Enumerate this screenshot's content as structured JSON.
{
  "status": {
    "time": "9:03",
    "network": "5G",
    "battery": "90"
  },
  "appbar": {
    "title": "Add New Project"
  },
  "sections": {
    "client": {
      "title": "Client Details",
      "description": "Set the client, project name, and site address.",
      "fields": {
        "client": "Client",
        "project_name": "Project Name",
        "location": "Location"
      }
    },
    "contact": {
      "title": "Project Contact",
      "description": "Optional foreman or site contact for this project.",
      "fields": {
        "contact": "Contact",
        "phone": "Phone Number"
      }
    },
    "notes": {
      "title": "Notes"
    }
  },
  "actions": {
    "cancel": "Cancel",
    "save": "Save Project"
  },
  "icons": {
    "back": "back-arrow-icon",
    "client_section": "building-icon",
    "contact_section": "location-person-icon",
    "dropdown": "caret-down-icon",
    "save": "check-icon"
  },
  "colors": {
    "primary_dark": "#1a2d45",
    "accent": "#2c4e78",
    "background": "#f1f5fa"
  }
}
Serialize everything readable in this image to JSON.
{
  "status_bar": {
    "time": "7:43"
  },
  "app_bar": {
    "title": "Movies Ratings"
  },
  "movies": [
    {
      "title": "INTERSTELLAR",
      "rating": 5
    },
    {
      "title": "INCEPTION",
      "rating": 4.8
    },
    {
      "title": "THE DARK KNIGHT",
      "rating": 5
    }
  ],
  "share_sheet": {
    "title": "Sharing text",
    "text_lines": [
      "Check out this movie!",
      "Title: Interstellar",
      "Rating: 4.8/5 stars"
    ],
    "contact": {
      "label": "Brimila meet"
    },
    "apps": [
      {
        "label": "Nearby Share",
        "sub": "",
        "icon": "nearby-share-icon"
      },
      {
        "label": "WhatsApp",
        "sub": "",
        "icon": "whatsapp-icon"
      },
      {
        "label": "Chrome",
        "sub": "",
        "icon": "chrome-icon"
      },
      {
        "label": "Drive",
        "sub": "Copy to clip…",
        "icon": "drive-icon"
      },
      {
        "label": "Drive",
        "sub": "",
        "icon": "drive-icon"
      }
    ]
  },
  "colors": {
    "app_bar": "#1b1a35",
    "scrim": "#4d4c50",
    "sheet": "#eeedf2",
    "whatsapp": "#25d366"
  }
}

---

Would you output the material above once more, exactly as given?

Enumerate this screenshot's content as structured JSON.
{
  "status": {
    "time": "9:03",
    "network": "5G",
    "battery": "90"
  },
  "appbar": {
    "title": "Add New Project"
  },
  "sections": {
    "client": {
      "title": "Client Details",
      "description": "Set the client, project name, and site address.",
      "fields": {
        "client": "Client",
        "project_name": "Project Name",
        "location": "Location"
      }
    },
    "contact": {
      "title": "Project Contact",
      "description": "Optional foreman or site contact for this project.",
      "fields": {
        "contact": "Contact",
        "phone": "Phone Number"
      }
    },
    "notes": {
      "title": "Notes"
    }
  },
  "actions": {
    "cancel": "Cancel",
    "save": "Save Project"
  },
  "icons": {
    "back": "back-arrow-icon",
    "client_section": "building-icon",
    "contact_section": "location-person-icon",
    "dropdown": "caret-down-icon",
    "save": "check-icon"
  },
  "colors": {
    "primary_dark": "#1a2d45",
    "accent": "#2c4e78",
    "background": "#f1f5fa"
  }
}
Serialize everything readable in this image to JSON.
{
  "status_bar": {
    "time": "7:43"
  },
  "app_bar": {
    "title": "Movies Ratings"
  },
  "movies": [
    {
      "title": "INTERSTELLAR",
      "rating": 5
    },
    {
      "title": "INCEPTION",
      "rating": 4.8
    },
    {
      "title": "THE DARK KNIGHT",
      "rating": 5
    }
  ],
  "share_sheet": {
    "title": "Sharing text",
    "text_lines": [
      "Check out this movie!",
      "Title: Interstellar",
      "Rating: 4.8/5 stars"
    ],
    "contact": {
      "label": "Brimila meet"
    },
    "apps": [
      {
        "label": "Nearby Share",
        "sub": "",
        "icon": "nearby-share-icon"
      },
      {
        "label": "WhatsApp",
        "sub": "",
        "icon": "whatsapp-icon"
      },
      {
        "label": "Chrome",
        "sub": "",
        "icon": "chrome-icon"
      },
      {
        "label": "Drive",
        "sub": "Copy to clip…",
        "icon": "drive-icon"
      },
      {
        "label": "Drive",
        "sub": "",
        "icon": "drive-icon"
      }
    ]
  },
  "colors": {
    "app_bar": "#1b1a35",
    "scrim": "#4d4c50",
    "sheet": "#eeedf2",
    "whatsapp": "#25d366"
  }
}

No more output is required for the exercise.